Lauren Bacall, the sultry, husky-voiced Hollywood actress famous for such films as The Big Sleep, has died at the age of 89.
A star of Hollywood's golden age, Bacall appeared in a string of films alongside her husband Humphrey Bogart.
"With deep sorrow, yet with great gratitude for her amazing life, we confirm the passing of Lauren Bacall," the Bogart estate confirmed in a brief statement on Twitter.
Born Betty Joan Perske in 1924 in the Bronx, New York, Bacall was the only child of Natalie Weinstein-Bacal, who emigrated from Romania, and William Perske. She took the Romanian form of her mother's last name when her parents divorced.
Bacall longed for a career that was part of Hollywood's early years. "If I could have lived as an actress in any period," she once said, "it would have been the 1920s—I would have loved to have been part of that speakeasy era."

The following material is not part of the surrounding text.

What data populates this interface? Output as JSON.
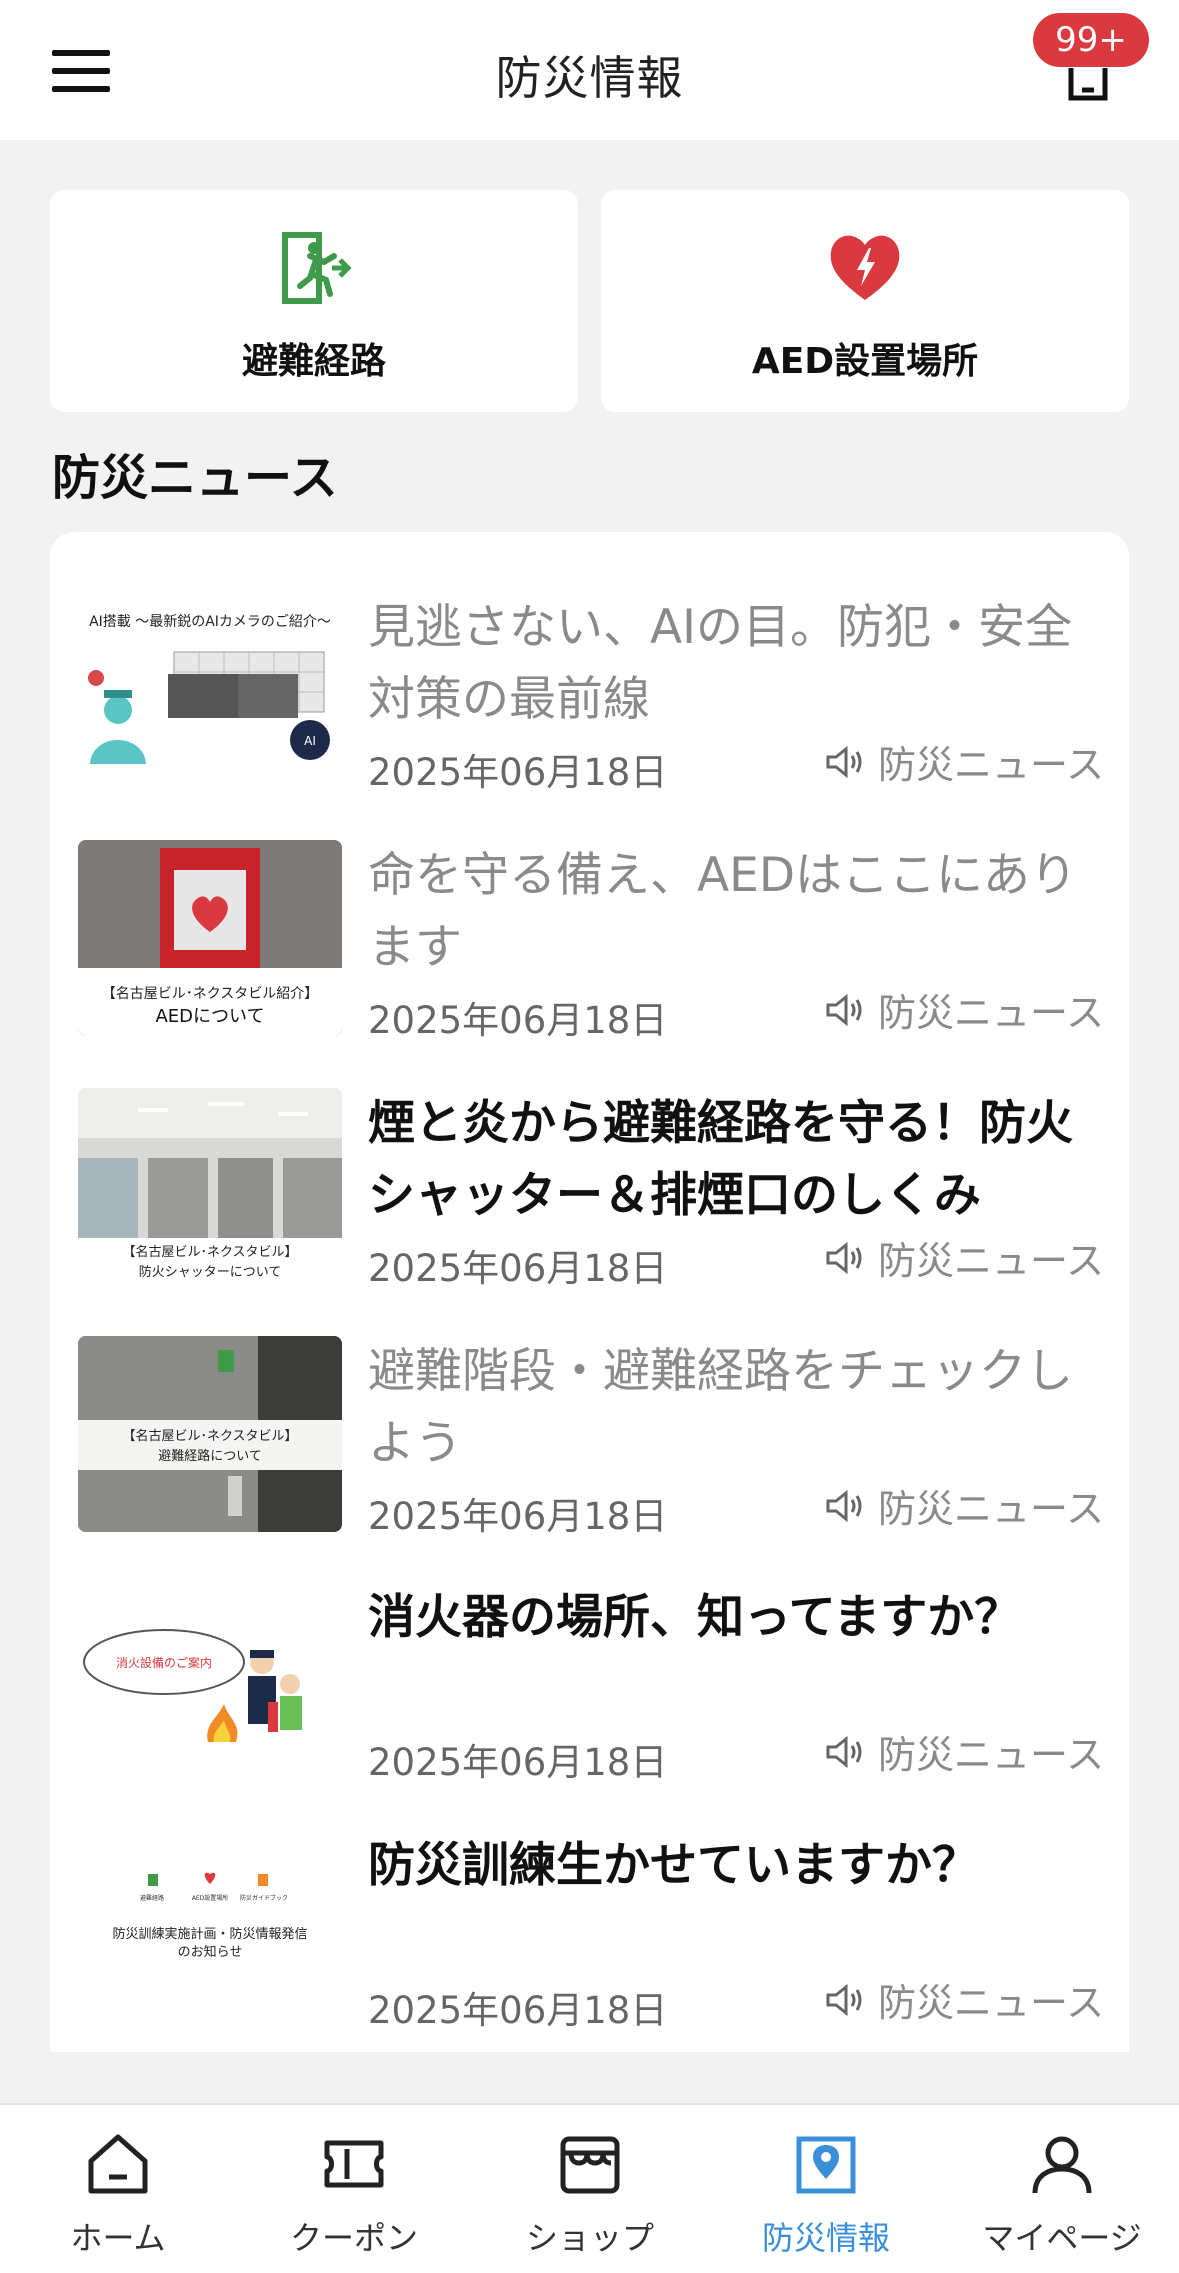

She studied at the American Academy of Dramatic Arts while working as a theatre usher and model, making her debut in 1942 at the age of 17 as a walk-on in Johnny 2 x 4. After being spotted in a "small" picture in Vogue, Bacall was urged by Hollywood director Howard Hawks' wife Nancy to take a screen test for To Have and Have Not.
During the tests, she minimised her nervous shaking by pressing her chin against her chest and tilting her eyes up – a posture which became her trademark look, redefining sexuality for generations to follow.

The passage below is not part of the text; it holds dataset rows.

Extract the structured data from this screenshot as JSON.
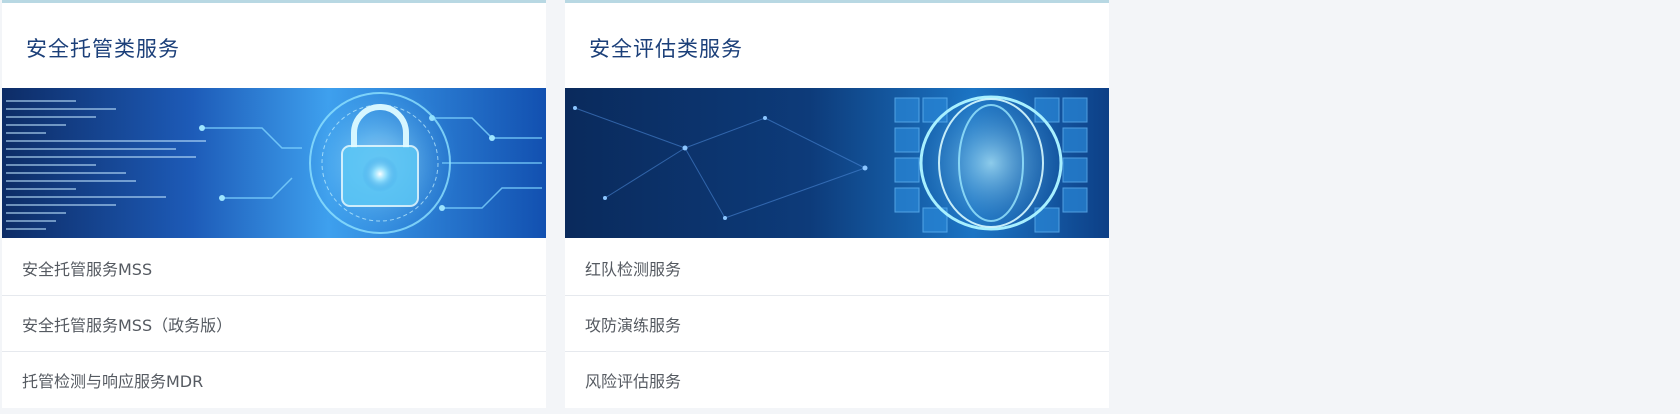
{
  "cards": [
    {
      "title": "安全托管类服务",
      "banner_icon": "padlock-circuit-image",
      "items": [
        {
          "label": "安全托管服务MSS"
        },
        {
          "label": "安全托管服务MSS（政务版）"
        },
        {
          "label": "托管检测与响应服务MDR"
        }
      ]
    },
    {
      "title": "安全评估类服务",
      "banner_icon": "cube-rings-image",
      "items": [
        {
          "label": "红队检测服务"
        },
        {
          "label": "攻防演练服务"
        },
        {
          "label": "风险评估服务"
        }
      ]
    }
  ],
  "colors": {
    "title": "#1b3f79",
    "item_text": "#555a61",
    "card_accent": "#b8d8e3",
    "page_bg": "#f3f5f8"
  }
}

"Anybody got a match?" Bacall, appearing in the open doorway of charter boat captain Bogart's Martinique hotel room, asks in the famous scene.
He tosses a box of matches to the tall, young stranger in a tailored suit. She takes out a match, strikes it and gazes indifferently at Bogart before lighting her cigarette.
"Thanks," she says, tossing the matchbox to him and leaving.
She began to see Humphrey Bogart within several weeks of shooting, and it was in To Have and Have Not that Bacall taught him – his character Steve – how to whistle, in one of the most famous lines in Hollywood history.
"You know you don't have to act with me, Steve," she says to him. "You don't have to say anything and you don't have to do anything – not a thing. Oh, maybe just whistle."
"You know how to whistle, don't you Steve? You just put your lips together and blow."
"It was Howard Hawks who changed my life," Bacall later told Vanity Fair magazine in 2011. "Despite all of his great accomplishments—Bringing Up Baby, Scarface, some of the best pictures to that date—his one ambition was to find a girl and invent her, to create her as his perfect woman. He was my Svengali, and I was to become, under his tutelage, this big star, and he would own me."
Bacall and Bogart married in 1946, and appeared together in the film noirs The Big Sleep and Dark Passage in 1946 and 1947. She featured in John Huston's Key Largo in 1948, and was cast alongside Gary Cooper in the period drama Bright Leaf in 1950.
Their marriage ended in 1957 when Bogart died of cancer at the age of 57. She was briefly engaged to Frank Sinatra, before marrying actor Jason Robards in a turbulent, eight-year relationship.
In Young Man with a Horn (1950), often considered the first big-budget jazz film, Bacall played a two-faced femme fatale alongside Doris Day and Kirk Douglas. She had another big break in a runaway hit How to Marry a Millionaire with Marilyn Monroe and Betty Grable, receiving praise for her part as the witty gold-digger Schatze Page.
She continued acting into the 1990s, gaining her only Academy Award nomination for The Mirror Has Two Faces in 1996.
Off-screen, Bacall supported liberal causes, campaigning for Democrat Robert Kennedy, later denouncing the mediocrity of modern-day Hollywood. Renowned for her outspokenness, Bacall described herself as an anti-Republican.
"Being a liberal is the best thing on earth you can be," she said in an interview with Larry King in 2005. "You are welcoming to everyone when you're a liberal. You do not have a small mind."